Extracted material
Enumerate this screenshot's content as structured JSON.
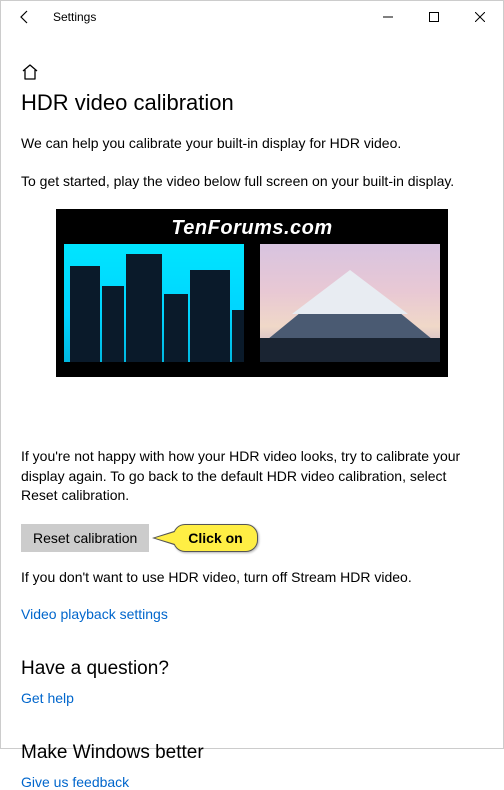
{
  "titlebar": {
    "title": "Settings"
  },
  "page": {
    "title": "HDR video calibration",
    "intro1": "We can help you calibrate your built-in display for HDR video.",
    "intro2": "To get started, play the video below full screen on your built-in display.",
    "watermark": "TenForums.com",
    "calibrate_text": "If you're not happy with how your HDR video looks, try to calibrate your display again. To go back to the default HDR video calibration, select Reset calibration.",
    "reset_button": "Reset calibration",
    "callout": "Click on",
    "turnoff_text": "If you don't want to use HDR video, turn off Stream HDR video.",
    "playback_link": "Video playback settings"
  },
  "question": {
    "heading": "Have a question?",
    "link": "Get help"
  },
  "feedback": {
    "heading": "Make Windows better",
    "link": "Give us feedback"
  }
}
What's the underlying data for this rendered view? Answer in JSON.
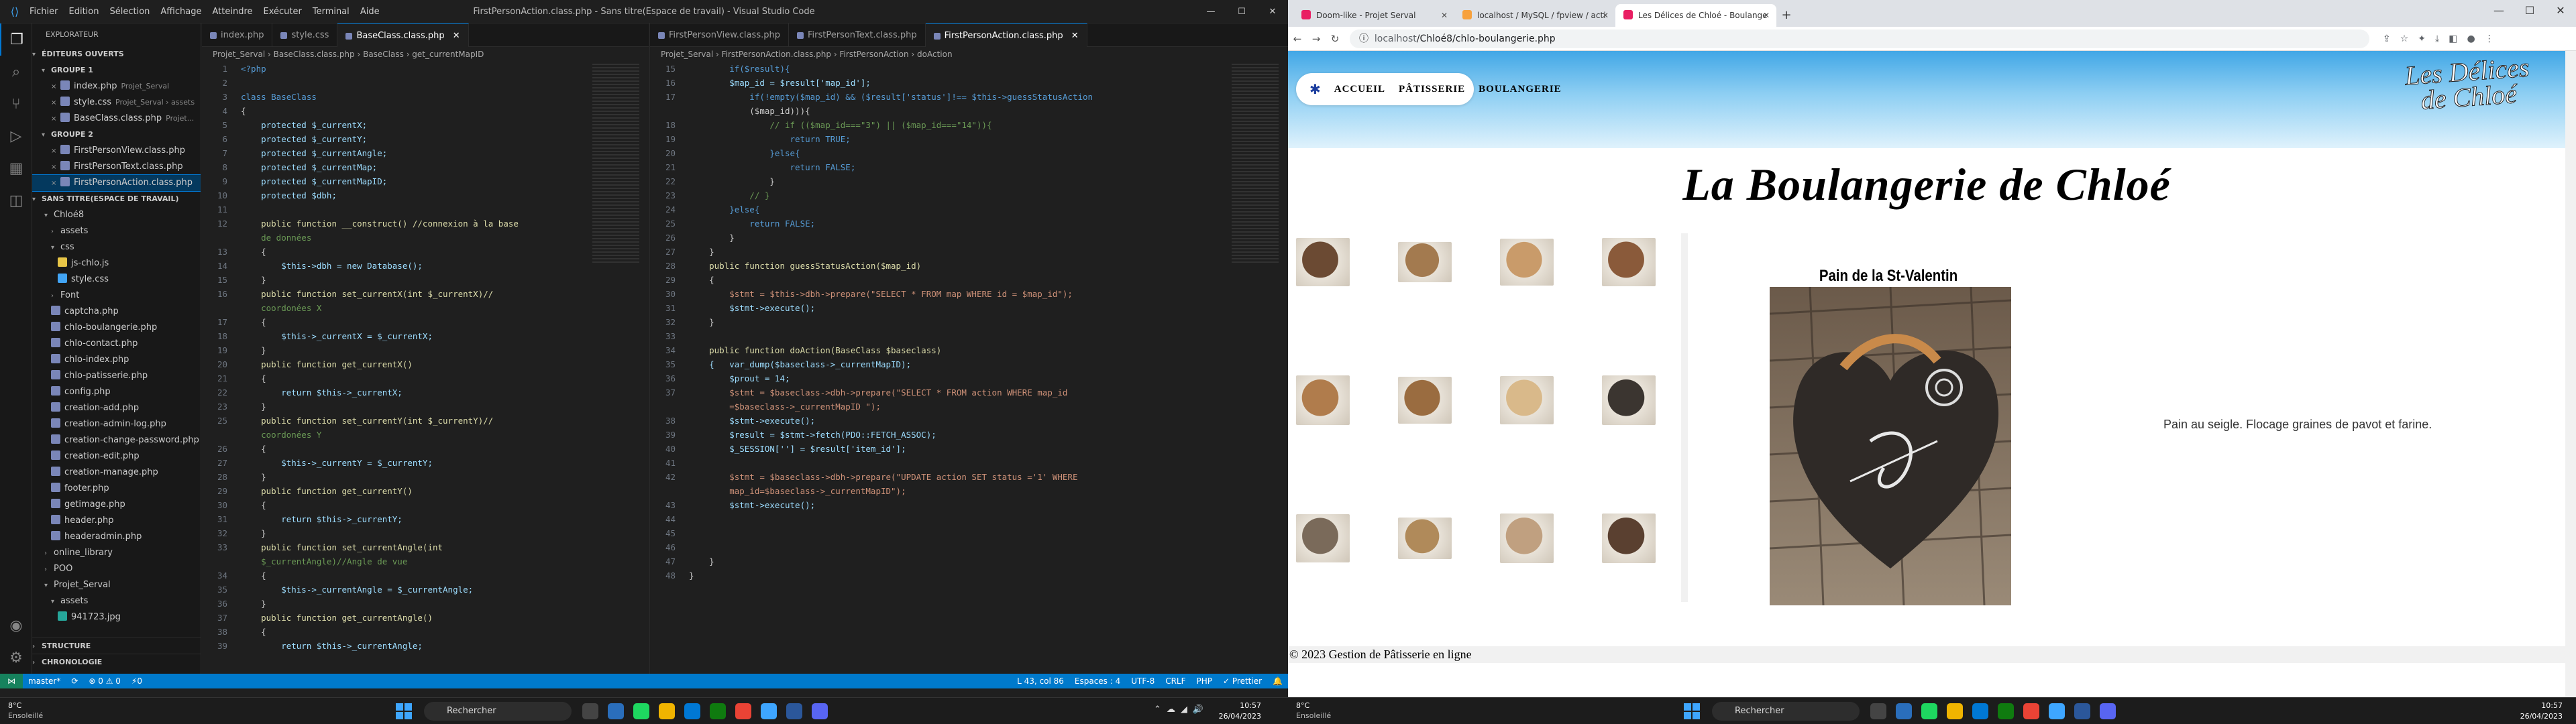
{
  "vscode": {
    "menu": [
      "Fichier",
      "Edition",
      "Sélection",
      "Affichage",
      "Atteindre",
      "Exécuter",
      "Terminal",
      "Aide"
    ],
    "window_title": "FirstPersonAction.class.php - Sans titre(Espace de travail) - Visual Studio Code",
    "sidebar": {
      "header": "EXPLORATEUR",
      "open_editors": "ÉDITEURS OUVERTS",
      "group1": "GROUPE 1",
      "group1_files": [
        {
          "name": "index.php",
          "hint": "Projet_Serval"
        },
        {
          "name": "style.css",
          "hint": "Projet_Serval › assets"
        },
        {
          "name": "BaseClass.class.php",
          "hint": "Projet..."
        }
      ],
      "group2": "GROUPE 2",
      "group2_files": [
        {
          "name": "FirstPersonView.class.php"
        },
        {
          "name": "FirstPersonText.class.php"
        },
        {
          "name": "FirstPersonAction.class.php"
        }
      ],
      "workspace": "SANS TITRE(ESPACE DE TRAVAIL)",
      "tree": [
        {
          "name": "Chloé8",
          "type": "folder",
          "open": true
        },
        {
          "name": "assets",
          "type": "folder"
        },
        {
          "name": "css",
          "type": "folder",
          "open": true
        },
        {
          "name": "js-chlo.js",
          "type": "js"
        },
        {
          "name": "style.css",
          "type": "css"
        },
        {
          "name": "Font",
          "type": "folder"
        },
        {
          "name": "captcha.php",
          "type": "php"
        },
        {
          "name": "chlo-boulangerie.php",
          "type": "php"
        },
        {
          "name": "chlo-contact.php",
          "type": "php"
        },
        {
          "name": "chlo-index.php",
          "type": "php"
        },
        {
          "name": "chlo-patisserie.php",
          "type": "php"
        },
        {
          "name": "config.php",
          "type": "php"
        },
        {
          "name": "creation-add.php",
          "type": "php"
        },
        {
          "name": "creation-admin-log.php",
          "type": "php"
        },
        {
          "name": "creation-change-password.php",
          "type": "php"
        },
        {
          "name": "creation-edit.php",
          "type": "php"
        },
        {
          "name": "creation-manage.php",
          "type": "php"
        },
        {
          "name": "footer.php",
          "type": "php"
        },
        {
          "name": "getimage.php",
          "type": "php"
        },
        {
          "name": "header.php",
          "type": "php"
        },
        {
          "name": "headeradmin.php",
          "type": "php"
        },
        {
          "name": "online_library",
          "type": "folder"
        },
        {
          "name": "POO",
          "type": "folder"
        },
        {
          "name": "Projet_Serval",
          "type": "folder",
          "open": true
        },
        {
          "name": "assets",
          "type": "folder",
          "open": true
        },
        {
          "name": "941723.jpg",
          "type": "jpg"
        }
      ],
      "outline": "STRUCTURE",
      "timeline": "CHRONOLOGIE"
    },
    "pane1": {
      "tabs": [
        "index.php",
        "style.css",
        "BaseClass.class.php"
      ],
      "breadcrumb": "Projet_Serval › BaseClass.class.php › BaseClass › get_currentMapID",
      "lines": [
        {
          "n": "1",
          "t": "<?php",
          "c": "kw"
        },
        {
          "n": "2",
          "t": "",
          "c": ""
        },
        {
          "n": "3",
          "t": "class BaseClass",
          "c": "kw"
        },
        {
          "n": "4",
          "t": "{",
          "c": ""
        },
        {
          "n": "5",
          "t": "    protected $_currentX;",
          "c": "var"
        },
        {
          "n": "6",
          "t": "    protected $_currentY;",
          "c": "var"
        },
        {
          "n": "7",
          "t": "    protected $_currentAngle;",
          "c": "var"
        },
        {
          "n": "8",
          "t": "    protected $_currentMap;",
          "c": "var"
        },
        {
          "n": "9",
          "t": "    protected $_currentMapID;",
          "c": "var"
        },
        {
          "n": "10",
          "t": "    protected $dbh;",
          "c": "var"
        },
        {
          "n": "11",
          "t": "",
          "c": ""
        },
        {
          "n": "12",
          "t": "    public function __construct() //connexion à la base",
          "c": "fn"
        },
        {
          "n": "",
          "t": "    de données",
          "c": "cm"
        },
        {
          "n": "13",
          "t": "    {",
          "c": ""
        },
        {
          "n": "14",
          "t": "        $this->dbh = new Database();",
          "c": "var"
        },
        {
          "n": "15",
          "t": "    }",
          "c": ""
        },
        {
          "n": "16",
          "t": "    public function set_currentX(int $_currentX)//",
          "c": "fn"
        },
        {
          "n": "",
          "t": "    coordonées X",
          "c": "cm"
        },
        {
          "n": "17",
          "t": "    {",
          "c": ""
        },
        {
          "n": "18",
          "t": "        $this->_currentX = $_currentX;",
          "c": "var"
        },
        {
          "n": "19",
          "t": "    }",
          "c": ""
        },
        {
          "n": "20",
          "t": "    public function get_currentX()",
          "c": "fn"
        },
        {
          "n": "21",
          "t": "    {",
          "c": ""
        },
        {
          "n": "22",
          "t": "        return $this->_currentX;",
          "c": "var"
        },
        {
          "n": "23",
          "t": "    }",
          "c": ""
        },
        {
          "n": "25",
          "t": "    public function set_currentY(int $_currentY)//",
          "c": "fn"
        },
        {
          "n": "",
          "t": "    coordonées Y",
          "c": "cm"
        },
        {
          "n": "26",
          "t": "    {",
          "c": ""
        },
        {
          "n": "27",
          "t": "        $this->_currentY = $_currentY;",
          "c": "var"
        },
        {
          "n": "28",
          "t": "    }",
          "c": ""
        },
        {
          "n": "29",
          "t": "    public function get_currentY()",
          "c": "fn"
        },
        {
          "n": "30",
          "t": "    {",
          "c": ""
        },
        {
          "n": "31",
          "t": "        return $this->_currentY;",
          "c": "var"
        },
        {
          "n": "32",
          "t": "    }",
          "c": ""
        },
        {
          "n": "33",
          "t": "    public function set_currentAngle(int",
          "c": "fn"
        },
        {
          "n": "",
          "t": "    $_currentAngle)//Angle de vue",
          "c": "cm"
        },
        {
          "n": "34",
          "t": "    {",
          "c": ""
        },
        {
          "n": "35",
          "t": "        $this->_currentAngle = $_currentAngle;",
          "c": "var"
        },
        {
          "n": "36",
          "t": "    }",
          "c": ""
        },
        {
          "n": "37",
          "t": "    public function get_currentAngle()",
          "c": "fn"
        },
        {
          "n": "38",
          "t": "    {",
          "c": ""
        },
        {
          "n": "39",
          "t": "        return $this->_currentAngle;",
          "c": "var"
        }
      ]
    },
    "pane2": {
      "tabs": [
        "FirstPersonView.class.php",
        "FirstPersonText.class.php",
        "FirstPersonAction.class.php"
      ],
      "breadcrumb": "Projet_Serval › FirstPersonAction.class.php › FirstPersonAction › doAction",
      "lines": [
        {
          "n": "15",
          "t": "        if($result){",
          "c": "kw"
        },
        {
          "n": "16",
          "t": "        $map_id = $result['map_id'];",
          "c": "var"
        },
        {
          "n": "17",
          "t": "            if(!empty($map_id) && ($result['status']!== $this->guessStatusAction",
          "c": "kw"
        },
        {
          "n": "",
          "t": "            ($map_id))){",
          "c": ""
        },
        {
          "n": "18",
          "t": "                // if (($map_id===\"3\") || ($map_id===\"14\")){",
          "c": "cm"
        },
        {
          "n": "19",
          "t": "                    return TRUE;",
          "c": "kw"
        },
        {
          "n": "20",
          "t": "                }else{",
          "c": "kw"
        },
        {
          "n": "21",
          "t": "                    return FALSE;",
          "c": "kw"
        },
        {
          "n": "22",
          "t": "                }",
          "c": ""
        },
        {
          "n": "23",
          "t": "            // }",
          "c": "cm"
        },
        {
          "n": "24",
          "t": "        }else{",
          "c": "kw"
        },
        {
          "n": "25",
          "t": "            return FALSE;",
          "c": "kw"
        },
        {
          "n": "26",
          "t": "        }",
          "c": ""
        },
        {
          "n": "27",
          "t": "    }",
          "c": ""
        },
        {
          "n": "28",
          "t": "    public function guessStatusAction($map_id)",
          "c": "fn"
        },
        {
          "n": "29",
          "t": "    {",
          "c": ""
        },
        {
          "n": "30",
          "t": "        $stmt = $this->dbh->prepare(\"SELECT * FROM map WHERE id = $map_id\");",
          "c": "str"
        },
        {
          "n": "31",
          "t": "        $stmt->execute();",
          "c": "var"
        },
        {
          "n": "32",
          "t": "    }",
          "c": ""
        },
        {
          "n": "33",
          "t": "",
          "c": ""
        },
        {
          "n": "34",
          "t": "    public function doAction(BaseClass $baseclass)",
          "c": "fn"
        },
        {
          "n": "35",
          "t": "    {   var_dump($baseclass->_currentMapID);",
          "c": "var"
        },
        {
          "n": "36",
          "t": "        $prout = 14;",
          "c": "var"
        },
        {
          "n": "37",
          "t": "        $stmt = $baseclass->dbh->prepare(\"SELECT * FROM action WHERE map_id",
          "c": "str"
        },
        {
          "n": "",
          "t": "        =$baseclass->_currentMapID \");",
          "c": "str"
        },
        {
          "n": "38",
          "t": "        $stmt->execute();",
          "c": "var"
        },
        {
          "n": "39",
          "t": "        $result = $stmt->fetch(PDO::FETCH_ASSOC);",
          "c": "var"
        },
        {
          "n": "40",
          "t": "        $_SESSION[''] = $result['item_id'];",
          "c": "var"
        },
        {
          "n": "41",
          "t": "",
          "c": ""
        },
        {
          "n": "42",
          "t": "        $stmt = $baseclass->dbh->prepare(\"UPDATE action SET status ='1' WHERE",
          "c": "str"
        },
        {
          "n": "",
          "t": "        map_id=$baseclass->_currentMapID\");",
          "c": "str"
        },
        {
          "n": "43",
          "t": "        $stmt->execute();",
          "c": "var"
        },
        {
          "n": "44",
          "t": "",
          "c": ""
        },
        {
          "n": "45",
          "t": "",
          "c": ""
        },
        {
          "n": "46",
          "t": "",
          "c": ""
        },
        {
          "n": "47",
          "t": "    }",
          "c": ""
        },
        {
          "n": "48",
          "t": "}",
          "c": ""
        }
      ]
    },
    "status": {
      "branch": "master*",
      "sync": "⟳",
      "problems": "⊗ 0 ⚠ 0",
      "ports": "⚡0",
      "position": "L 43, col 86",
      "spaces": "Espaces : 4",
      "encoding": "UTF-8",
      "eol": "CRLF",
      "lang": "PHP",
      "prettier": "✓ Prettier"
    }
  },
  "browser": {
    "tabs": [
      {
        "title": "Doom-like - Projet Serval",
        "color": "#e91e63"
      },
      {
        "title": "localhost / MySQL / fpview / acti",
        "color": "#f7a13d"
      },
      {
        "title": "Les Délices de Chloé - Boulange",
        "color": "#e91e63"
      }
    ],
    "url_host": "localhost",
    "url_path": "/Chloé8/chlo-boulangerie.php",
    "nav": [
      "ACCUEIL",
      "PÂTISSERIE",
      "BOULANGERIE"
    ],
    "logo": "Les Délices de Chloé",
    "page_title": "La Boulangerie de Chloé",
    "product_title": "Pain de la St-Valentin",
    "product_desc": "Pain au seigle. Flocage graines de pavot et farine.",
    "footer": "© 2023 Gestion de Pâtisserie en ligne",
    "thumb_colors": [
      "#6b4a33",
      "#a37a4f",
      "#c99b6a",
      "#8a5a3a",
      "#b07c4c",
      "#9a6c40",
      "#d9b98a",
      "#3b3530",
      "#7a6a5a",
      "#b08a5a",
      "#c0a080",
      "#5a4030"
    ]
  },
  "taskbar": {
    "weather_temp": "8°C",
    "weather_desc": "Ensoleillé",
    "search": "Rechercher",
    "time_left": "10:57",
    "date_left": "26/04/2023",
    "time_right": "10:57",
    "date_right": "26/04/2023",
    "app_colors": [
      "#444",
      "#2a6ebb",
      "#1ed760",
      "#f0b400",
      "#0078d4",
      "#0f7b0f",
      "#ea4335",
      "#3ea6ff",
      "#2b579a",
      "#5865f2"
    ]
  }
}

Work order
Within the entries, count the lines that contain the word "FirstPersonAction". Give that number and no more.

Answer to the problem
4